My partner and myself received tickets at the last minute to go the Midlands Music Festival back in 2007. The festival was set on the grounds of Belvedere House, an old stately home that used to belong to the Rochforts, a very old and influential family who came to Ireland during the 13th century.
We just went for the afternoon and evening. The Blind Boys of Alabama played and Paul Brady played with his full band and much, much more.
After Paul Brady, they cleared the stage completely. We were waiting for them to start bringing on the next lot of gear, amps drums and all the rest, but all the roadies brought out was a table with little drawers on it. “What this” I thought. It was like a scene from one of Flan O Briens books. Then two mic stands, pretty stripped back compared to rest of the acts.
Then out came Gillian and David, casual as you like. They had a guitar each, Gillian with her 1956 Gibson J-50 acoustic and Dave with a little acoustic with F holes, the Epiphone Olympic 1935 with a carved archtop, no sound hole!
We were near the front in the middle, between the PA speakers and there they were just the two of them in the middle of the stage. Then they started, (I can’t remember the set list) but the minute they started playing, the hair stood on the back of my neck. I was never a massive fan or anything, just heard of Gillian through my partner. The music been, Appalachian music, Bluegrass and Americana.

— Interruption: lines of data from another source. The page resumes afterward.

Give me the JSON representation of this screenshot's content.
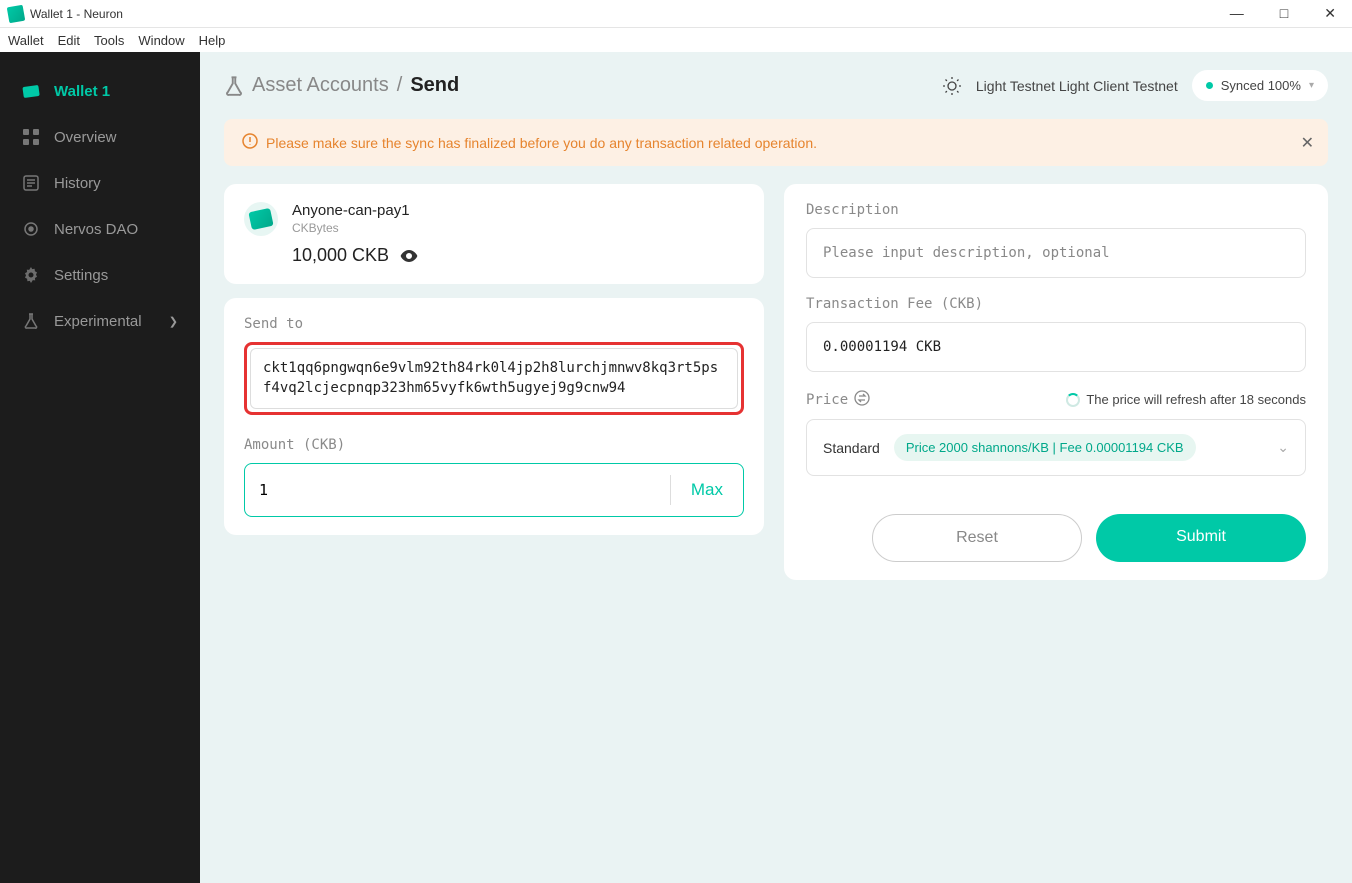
{
  "window": {
    "title": "Wallet 1 - Neuron"
  },
  "menubar": [
    "Wallet",
    "Edit",
    "Tools",
    "Window",
    "Help"
  ],
  "sidebar": {
    "items": [
      {
        "label": "Wallet 1",
        "icon": "wallet-icon",
        "active": true
      },
      {
        "label": "Overview",
        "icon": "grid-icon"
      },
      {
        "label": "History",
        "icon": "history-icon"
      },
      {
        "label": "Nervos DAO",
        "icon": "dao-icon"
      },
      {
        "label": "Settings",
        "icon": "gear-icon"
      },
      {
        "label": "Experimental",
        "icon": "flask-icon",
        "chevron": true
      }
    ]
  },
  "breadcrumb": {
    "parent": "Asset Accounts",
    "sep": "/",
    "current": "Send"
  },
  "network": {
    "label": "Light Testnet Light Client Testnet"
  },
  "sync": {
    "status": "Synced 100%"
  },
  "banner": {
    "text": "Please make sure the sync has finalized before you do any transaction related operation."
  },
  "account": {
    "name": "Anyone-can-pay1",
    "token": "CKBytes",
    "balance": "10,000 CKB"
  },
  "send": {
    "send_to_label": "Send to",
    "address": "ckt1qq6pngwqn6e9vlm92th84rk0l4jp2h8lurchjmnwv8kq3rt5psf4vq2lcjecpnqp323hm65vyfk6wth5ugyej9g9cnw94",
    "amount_label": "Amount (CKB)",
    "amount_value": "1",
    "max_label": "Max"
  },
  "desc": {
    "label": "Description",
    "placeholder": "Please input description, optional"
  },
  "fee": {
    "label": "Transaction Fee (CKB)",
    "value": "0.00001194 CKB"
  },
  "price": {
    "label": "Price",
    "refresh_text": "The price will refresh after 18 seconds",
    "selected": "Standard",
    "detail": "Price 2000 shannons/KB | Fee 0.00001194 CKB"
  },
  "footer": {
    "reset": "Reset",
    "submit": "Submit"
  }
}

I remember the sound hopping back and forth through those speakers, the honeyed vocals from the two and harmonies that made the birds stop to listen. The sound from David’s little guitar was so sweet. He started to play some lead guitar into her playing and Gillian with her head down just listening and tapping her right foot in Gillian Welch style. I couldn’t believe my ears. “What’s going on”? I said to myself. I’ve been to lots of gigs in my time but for just two people they blew my mind. Dave’s lead guitar was just popping in and out, as she did a down strum he seemed to be doing an up stroke and the sound was going from speaker to speaker, left and right. The two so synchronized, incredible for just two people. I thought he was going to snap that little guitar, the way he was playing, really going for it.
I looked at my partner and she had tears, so had I, the tears of joy at the amazing sound, it just brought out emotions. My partner was singing along with the songs, I could hear her harmonizing with them. “This sound is just so amazing” I thought.

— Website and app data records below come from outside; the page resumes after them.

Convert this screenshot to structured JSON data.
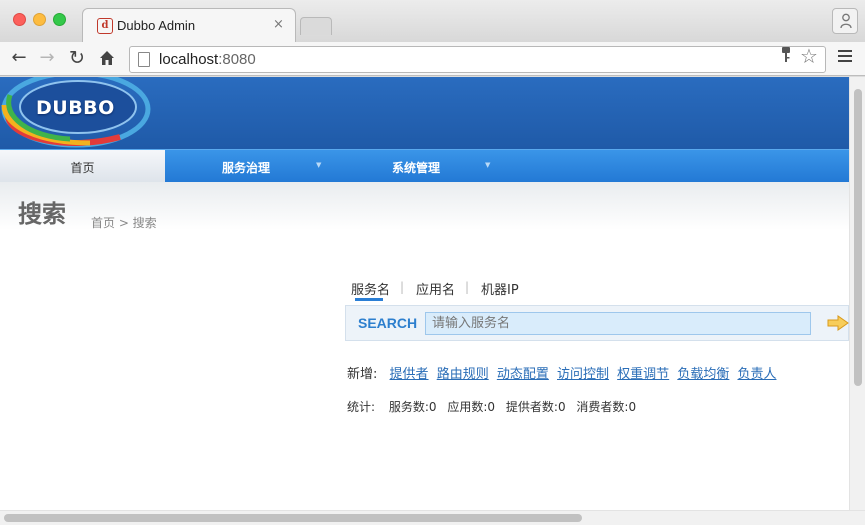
{
  "browser": {
    "tab_title": "Dubbo Admin",
    "tab_close": "×",
    "url_host": "localhost",
    "url_port": ":8080"
  },
  "header": {
    "logo_text": "DUBBO"
  },
  "nav": {
    "home": "首页",
    "items": [
      {
        "label": "服务治理"
      },
      {
        "label": "系统管理"
      }
    ]
  },
  "page": {
    "title": "搜索",
    "breadcrumb": "首页 > 搜索"
  },
  "search": {
    "tabs": [
      "服务名",
      "应用名",
      "机器IP"
    ],
    "label": "SEARCH",
    "placeholder": "请输入服务名"
  },
  "create": {
    "label": "新增:",
    "links": [
      "提供者",
      "路由规则",
      "动态配置",
      "访问控制",
      "权重调节",
      "负载均衡",
      "负责人"
    ]
  },
  "stats": {
    "label": "统计:",
    "items": [
      "服务数:0",
      "应用数:0",
      "提供者数:0",
      "消费者数:0"
    ]
  },
  "colors": {
    "header_blue": "#2a6cbf",
    "nav_blue": "#2379d5",
    "search_accent": "#2d7fce",
    "link": "#2a6db7",
    "arrow": "#f0b73a"
  }
}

They played Miss o’ Hio, and Rawlings guitar accompaniments seemed to be delayed; he was coming in slightly behind Welch as she sang.
Impeccable timing, they complemented each other so well. As someone said, “they are the peanut butter and chocolate of America”, they were the jelly and ice cream that evening for me.